Over the course of 92 pages, Howell resoundingly rejected an attempt by Andrew Miller, a former associate of Trump confidante Roger Stone, to quash a subpoena to testify, explaining why the “scope of the Special Counsel’s power falls well within the boundaries the Constitution permits.”
Miller had argued that Mueller was not nominated by the President and confirmed by the Senate and therefore was unconstitutionally appointed as a “principal officer.” Howell found the claim unpersuasive in light of the Supreme Court’s decision in Morrison v. Olson, which upheld the constitutionality of provisions of a now-defunct federal statute creating an independent counsel, and subsequent court decisions. Instead, Howell found Mueller to be an “inferior officer” under the supervision of deputy attorney general Rod Rosenstein, who took up the oversight of the Russia investigation after Attorney General Jeff Sessions recused himself from it last year.
“His appointment, without presidential appointment and senatorial confirmation, thus did not violate the Appointments Clause,” Howell wrote.

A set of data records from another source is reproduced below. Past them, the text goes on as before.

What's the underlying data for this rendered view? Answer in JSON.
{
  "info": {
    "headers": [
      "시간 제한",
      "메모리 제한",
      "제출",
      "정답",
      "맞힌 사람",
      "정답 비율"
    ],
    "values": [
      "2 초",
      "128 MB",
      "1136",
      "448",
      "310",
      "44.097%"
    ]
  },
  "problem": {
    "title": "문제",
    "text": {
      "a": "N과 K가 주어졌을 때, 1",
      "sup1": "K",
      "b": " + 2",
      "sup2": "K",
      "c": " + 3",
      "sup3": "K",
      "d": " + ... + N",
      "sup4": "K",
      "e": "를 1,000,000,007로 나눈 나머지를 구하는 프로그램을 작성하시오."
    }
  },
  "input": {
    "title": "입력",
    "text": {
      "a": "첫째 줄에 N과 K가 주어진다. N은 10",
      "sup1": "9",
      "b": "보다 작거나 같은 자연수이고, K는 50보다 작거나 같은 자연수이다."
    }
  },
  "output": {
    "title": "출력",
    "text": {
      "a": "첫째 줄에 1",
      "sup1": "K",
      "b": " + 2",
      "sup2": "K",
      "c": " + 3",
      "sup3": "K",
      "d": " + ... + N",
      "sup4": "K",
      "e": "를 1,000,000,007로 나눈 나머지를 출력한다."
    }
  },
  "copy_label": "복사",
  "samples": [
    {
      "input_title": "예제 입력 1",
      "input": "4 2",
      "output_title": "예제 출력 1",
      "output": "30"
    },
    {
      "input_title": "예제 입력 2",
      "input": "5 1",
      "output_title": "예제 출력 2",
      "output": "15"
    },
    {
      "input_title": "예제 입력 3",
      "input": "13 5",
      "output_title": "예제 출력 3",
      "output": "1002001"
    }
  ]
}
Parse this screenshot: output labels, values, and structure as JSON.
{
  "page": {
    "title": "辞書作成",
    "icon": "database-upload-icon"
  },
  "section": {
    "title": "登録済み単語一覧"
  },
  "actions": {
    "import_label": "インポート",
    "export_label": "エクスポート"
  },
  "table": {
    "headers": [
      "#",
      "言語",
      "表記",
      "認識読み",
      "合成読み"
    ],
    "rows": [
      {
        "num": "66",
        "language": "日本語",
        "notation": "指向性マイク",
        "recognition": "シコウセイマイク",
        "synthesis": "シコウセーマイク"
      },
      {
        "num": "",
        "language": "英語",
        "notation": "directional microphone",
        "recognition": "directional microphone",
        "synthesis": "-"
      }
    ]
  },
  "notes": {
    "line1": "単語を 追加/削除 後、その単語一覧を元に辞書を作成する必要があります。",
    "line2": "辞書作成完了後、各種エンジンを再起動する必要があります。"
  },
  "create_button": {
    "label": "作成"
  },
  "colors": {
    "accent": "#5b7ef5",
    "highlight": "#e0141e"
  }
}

Miller also claimed that Sessions’ “mere recusal” from the Russia investigation didn’t make Rosenstein the acting attorney general for purposes of tapping Mueller to lead the probe. But Howell didn’t buy that argument either, pointing to the fact that various federal statutes allow the attorney general to delegate the authority to appoint a special counsel to the deputy attorney general.
“Multiple statutes authorize the Special Counsel’s appointment, and the official who appointed the Special Counsel had power to do so,” Howell concluded, underscoring a point previously acknowledged by several prominent legal voices.